All Scripture is useful in some way, and it is dangerous to be selective of Scripture such that we only listen to texts that say what we want to hear (c.f. 2 Timothy 3:16 & 2 Timothy 4:3-4). That means at times Scripture will say things that are, in fact, difficult to hear. That will be Songs of Songs for many.
Don’t fall into the trap of thinking that because we are looking at a book that upholds the value of a marriage relationship, that it also in turn speaks against the value of singlehood.
That said, it is right and proper to uphold, value, honour and care for those who are single.
Scattered throughout Scripture there are people who either by choice or life circumstance spent extended time in a state of singleness. In the Old Testament consider Dinah (Genesis 34), Joseph (Genesis 37:2 c.f. Genesis 41:46-52), Miriam (Numbers 12), Naomi (Ruth 1-4), Nehemiah and Jeremiah. In the New Testament there is Anna (Luke 2:36-37), John the Baptist, Jesus and the Apostle Paul.
Both Jesus and Paul uphold singleness. Jesus in Matthew 19 acknowledges that in some situations it is ‘better not to marry’. His example (more appropriate to that time) are those who are eunuchs—some born that way, some made that way, and others who have chosen to be that way. His conclusion is that if this way of life could be accepted, then it should be (Matthew 19:10-12).
Paul is pretty blunt—‘it is good for a man not to marry’ (1 Corinthians 7:1) and ‘to the unmarried and the widows I say: It is good for them to stay unmarried, as I do’ (1 Corinthians 7:8). He also outlines that those who do get married ‘will face many troubles in this life’ (1 Corinthians 7:28). For all that could be said from Paul it is clear that he was pretty sympathetic to the single person.
That does not of course remove the burden or loss that one might feel.
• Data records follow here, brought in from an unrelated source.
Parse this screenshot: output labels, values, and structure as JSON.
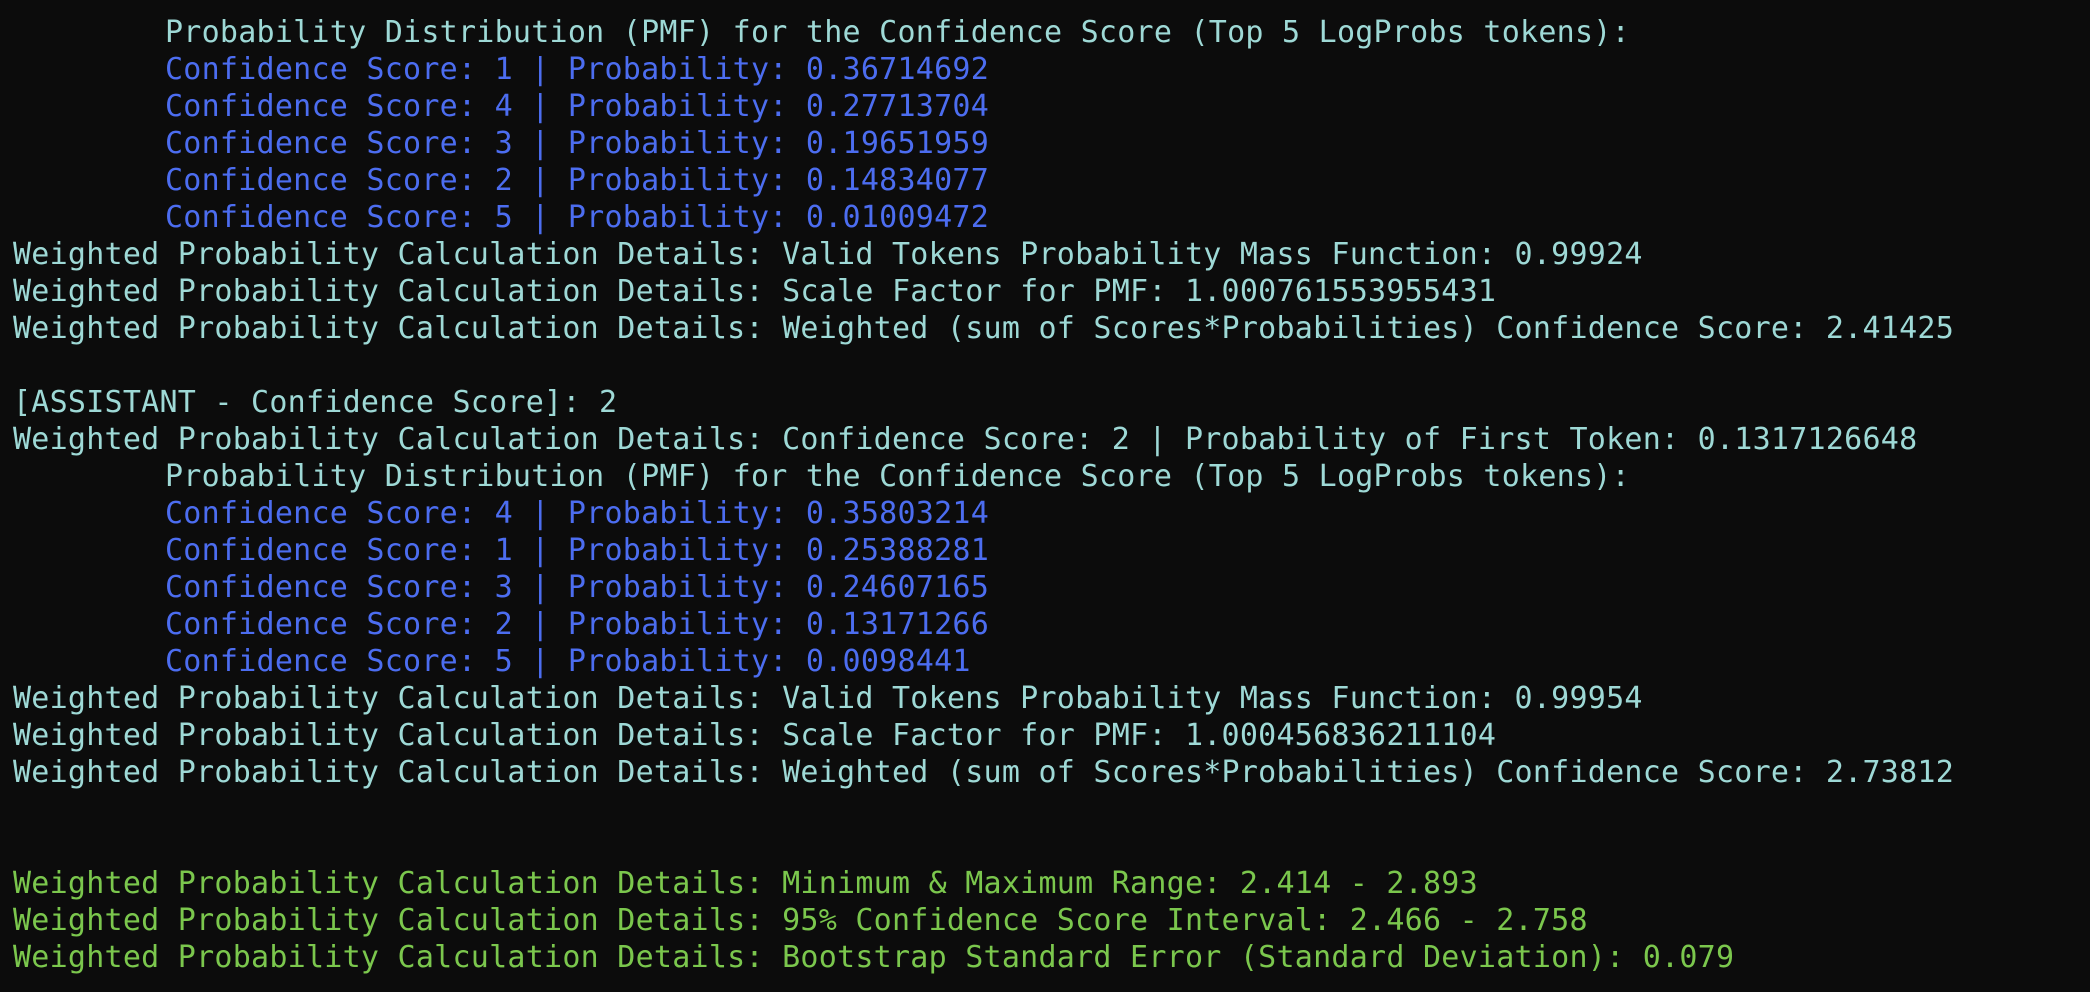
{
  "colors": {
    "background": "#0c0c0c",
    "cyan": "#9ed9d6",
    "blue": "#4c6df0",
    "green": "#7bc74d"
  },
  "lines": [
    {
      "text": "Probability Distribution (PMF) for the Confidence Score (Top 5 LogProbs tokens):",
      "color": "cyan",
      "indent": 1
    },
    {
      "text": "Confidence Score: 1 | Probability: 0.36714692",
      "color": "blue",
      "indent": 1
    },
    {
      "text": "Confidence Score: 4 | Probability: 0.27713704",
      "color": "blue",
      "indent": 1
    },
    {
      "text": "Confidence Score: 3 | Probability: 0.19651959",
      "color": "blue",
      "indent": 1
    },
    {
      "text": "Confidence Score: 2 | Probability: 0.14834077",
      "color": "blue",
      "indent": 1
    },
    {
      "text": "Confidence Score: 5 | Probability: 0.01009472",
      "color": "blue",
      "indent": 1
    },
    {
      "text": "Weighted Probability Calculation Details: Valid Tokens Probability Mass Function: 0.99924",
      "color": "cyan",
      "indent": 0
    },
    {
      "text": "Weighted Probability Calculation Details: Scale Factor for PMF: 1.000761553955431",
      "color": "cyan",
      "indent": 0
    },
    {
      "text": "Weighted Probability Calculation Details: Weighted (sum of Scores*Probabilities) Confidence Score: 2.41425",
      "color": "cyan",
      "indent": 0
    },
    {
      "text": "",
      "color": "cyan",
      "indent": 0
    },
    {
      "text": "[ASSISTANT - Confidence Score]: 2",
      "color": "cyan",
      "indent": 0
    },
    {
      "text": "Weighted Probability Calculation Details: Confidence Score: 2 | Probability of First Token: 0.1317126648",
      "color": "cyan",
      "indent": 0
    },
    {
      "text": "Probability Distribution (PMF) for the Confidence Score (Top 5 LogProbs tokens):",
      "color": "cyan",
      "indent": 1
    },
    {
      "text": "Confidence Score: 4 | Probability: 0.35803214",
      "color": "blue",
      "indent": 1
    },
    {
      "text": "Confidence Score: 1 | Probability: 0.25388281",
      "color": "blue",
      "indent": 1
    },
    {
      "text": "Confidence Score: 3 | Probability: 0.24607165",
      "color": "blue",
      "indent": 1
    },
    {
      "text": "Confidence Score: 2 | Probability: 0.13171266",
      "color": "blue",
      "indent": 1
    },
    {
      "text": "Confidence Score: 5 | Probability: 0.0098441",
      "color": "blue",
      "indent": 1
    },
    {
      "text": "Weighted Probability Calculation Details: Valid Tokens Probability Mass Function: 0.99954",
      "color": "cyan",
      "indent": 0
    },
    {
      "text": "Weighted Probability Calculation Details: Scale Factor for PMF: 1.000456836211104",
      "color": "cyan",
      "indent": 0
    },
    {
      "text": "Weighted Probability Calculation Details: Weighted (sum of Scores*Probabilities) Confidence Score: 2.73812",
      "color": "cyan",
      "indent": 0
    },
    {
      "text": "",
      "color": "cyan",
      "indent": 0
    },
    {
      "text": "",
      "color": "cyan",
      "indent": 0
    },
    {
      "text": "Weighted Probability Calculation Details: Minimum & Maximum Range: 2.414 - 2.893",
      "color": "green",
      "indent": 0
    },
    {
      "text": "Weighted Probability Calculation Details: 95% Confidence Score Interval: 2.466 - 2.758",
      "color": "green",
      "indent": 0
    },
    {
      "text": "Weighted Probability Calculation Details: Bootstrap Standard Error (Standard Deviation): 0.079",
      "color": "green",
      "indent": 0
    }
  ]
}
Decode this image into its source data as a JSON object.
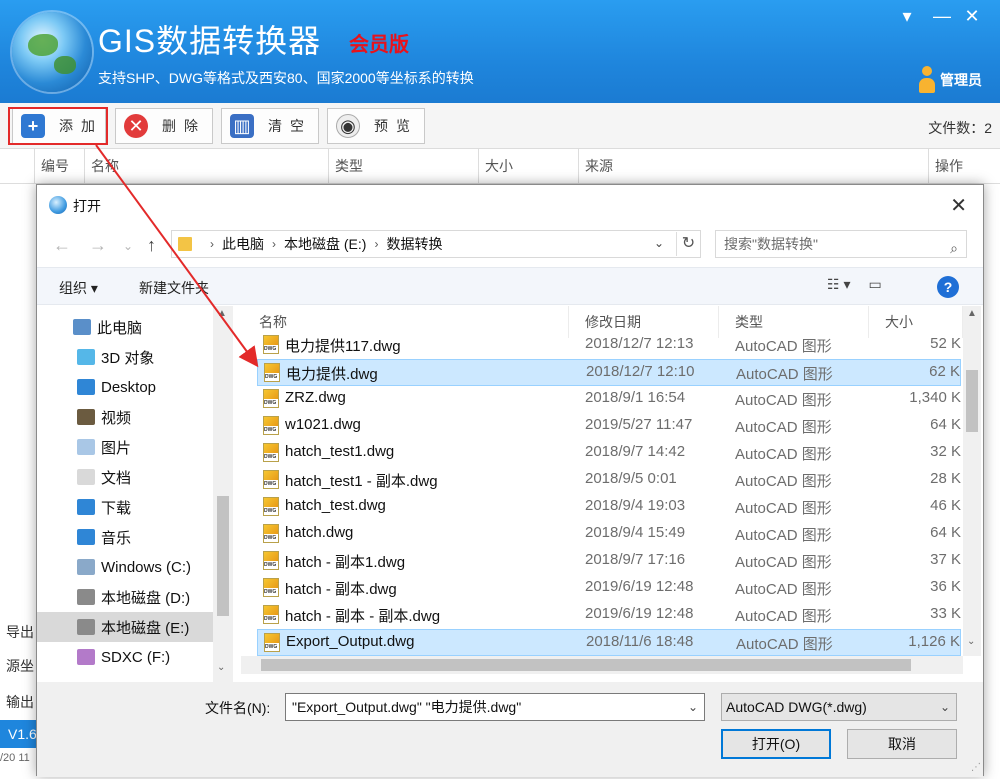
{
  "app": {
    "title": "GIS数据转换器",
    "badge": "会员版",
    "subtitle": "支持SHP、DWG等格式及西安80、国家2000等坐标系的转换",
    "admin_label": "管理员",
    "win_menu": "▾",
    "win_min": "—",
    "win_close": "✕"
  },
  "toolbar": {
    "add_label": "添加",
    "delete_label": "删除",
    "clear_label": "清空",
    "preview_label": "预览",
    "file_count": "文件数：2"
  },
  "grid_headers": [
    "编号",
    "名称",
    "类型",
    "大小",
    "来源",
    "操作"
  ],
  "left_labels": [
    "导出",
    "源坐",
    "输出"
  ],
  "status": {
    "version": "V1.6",
    "date_fragment": "/20 11"
  },
  "dialog": {
    "title": "打开",
    "address": [
      "此电脑",
      "本地磁盘 (E:)",
      "数据转换"
    ],
    "search_placeholder": "搜索\"数据转换\"",
    "organize": "组织 ▾",
    "new_folder": "新建文件夹",
    "nav_items": [
      {
        "label": "此电脑",
        "color": "#5a8fc9"
      },
      {
        "label": "3D 对象",
        "color": "#55b7e8"
      },
      {
        "label": "Desktop",
        "color": "#2f86d6"
      },
      {
        "label": "视频",
        "color": "#6b5b40"
      },
      {
        "label": "图片",
        "color": "#a9c7e6"
      },
      {
        "label": "文档",
        "color": "#d9d9d9"
      },
      {
        "label": "下载",
        "color": "#2f86d6"
      },
      {
        "label": "音乐",
        "color": "#2f86d6"
      },
      {
        "label": "Windows (C:)",
        "color": "#8aa9c9"
      },
      {
        "label": "本地磁盘 (D:)",
        "color": "#8a8a8a"
      },
      {
        "label": "本地磁盘 (E:)",
        "color": "#8a8a8a"
      },
      {
        "label": "SDXC (F:)",
        "color": "#b37ac9"
      }
    ],
    "columns": {
      "name": "名称",
      "date": "修改日期",
      "type": "类型",
      "size": "大小"
    },
    "files": [
      {
        "name": "电力提供117.dwg",
        "date": "2018/12/7 12:13",
        "type": "AutoCAD 图形",
        "size": "52 K"
      },
      {
        "name": "电力提供.dwg",
        "date": "2018/12/7 12:10",
        "type": "AutoCAD 图形",
        "size": "62 K"
      },
      {
        "name": "ZRZ.dwg",
        "date": "2018/9/1 16:54",
        "type": "AutoCAD 图形",
        "size": "1,340 K"
      },
      {
        "name": "w1021.dwg",
        "date": "2019/5/27 11:47",
        "type": "AutoCAD 图形",
        "size": "64 K"
      },
      {
        "name": "hatch_test1.dwg",
        "date": "2018/9/7 14:42",
        "type": "AutoCAD 图形",
        "size": "32 K"
      },
      {
        "name": "hatch_test1 - 副本.dwg",
        "date": "2018/9/5 0:01",
        "type": "AutoCAD 图形",
        "size": "28 K"
      },
      {
        "name": "hatch_test.dwg",
        "date": "2018/9/4 19:03",
        "type": "AutoCAD 图形",
        "size": "46 K"
      },
      {
        "name": "hatch.dwg",
        "date": "2018/9/4 15:49",
        "type": "AutoCAD 图形",
        "size": "64 K"
      },
      {
        "name": "hatch - 副本1.dwg",
        "date": "2018/9/7 17:16",
        "type": "AutoCAD 图形",
        "size": "37 K"
      },
      {
        "name": "hatch - 副本.dwg",
        "date": "2019/6/19 12:48",
        "type": "AutoCAD 图形",
        "size": "36 K"
      },
      {
        "name": "hatch - 副本 - 副本.dwg",
        "date": "2019/6/19 12:48",
        "type": "AutoCAD 图形",
        "size": "33 K"
      },
      {
        "name": "Export_Output.dwg",
        "date": "2018/11/6 18:48",
        "type": "AutoCAD 图形",
        "size": "1,126 K"
      }
    ],
    "selected_files": [
      "电力提供.dwg",
      "Export_Output.dwg"
    ],
    "filename_label": "文件名(N):",
    "filename_value": "\"Export_Output.dwg\" \"电力提供.dwg\"",
    "filter_value": "AutoCAD DWG(*.dwg)",
    "open_button": "打开(O)",
    "cancel_button": "取消"
  },
  "colors": {
    "header_blue": "#1f86dd",
    "badge_red": "#e8121b",
    "highlight_red": "#e32a2a",
    "selection_blue": "#cce8ff"
  }
}
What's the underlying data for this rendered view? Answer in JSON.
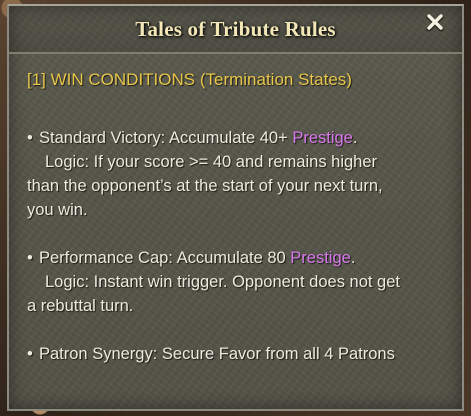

Being single will mean certain personal fulfillments can not be met. There will be temptation including sexual temptations that will be a battle, and there will be degrees of loneliness that are often highlighted whenever marriage or relationships are discussed (or preached about from Song of Songs).
Friends, if you are single, please hear that you are loved and cherished. If you are married, please hear that you are loved and cherished. If you are same-sex attracted, please hear that you are loved and cherished. Christians and church families should consistently be expressing that, and at times we will do that well and at other times we will do that badly. Our Lord will always express that and he will always do that in the way that is best for you. The marriage relationship is not the only way for a person to belong—it is only an expression and a flawed one at that. The gospel relationship, however, is the only perfect way for a person to belong—and it is the goal of the one who created all people for relationships—eternally.
Value the many in our church families who will find talking about marriage and sex and relationships difficult. Allow one another to carry each other’s burdens. Listen well. Be open. Give opportunity for those who know singleness best to express how they feel. And pray that in studying Scripture, even the hard parts, everyone will look back and be really glad that we tackled it together.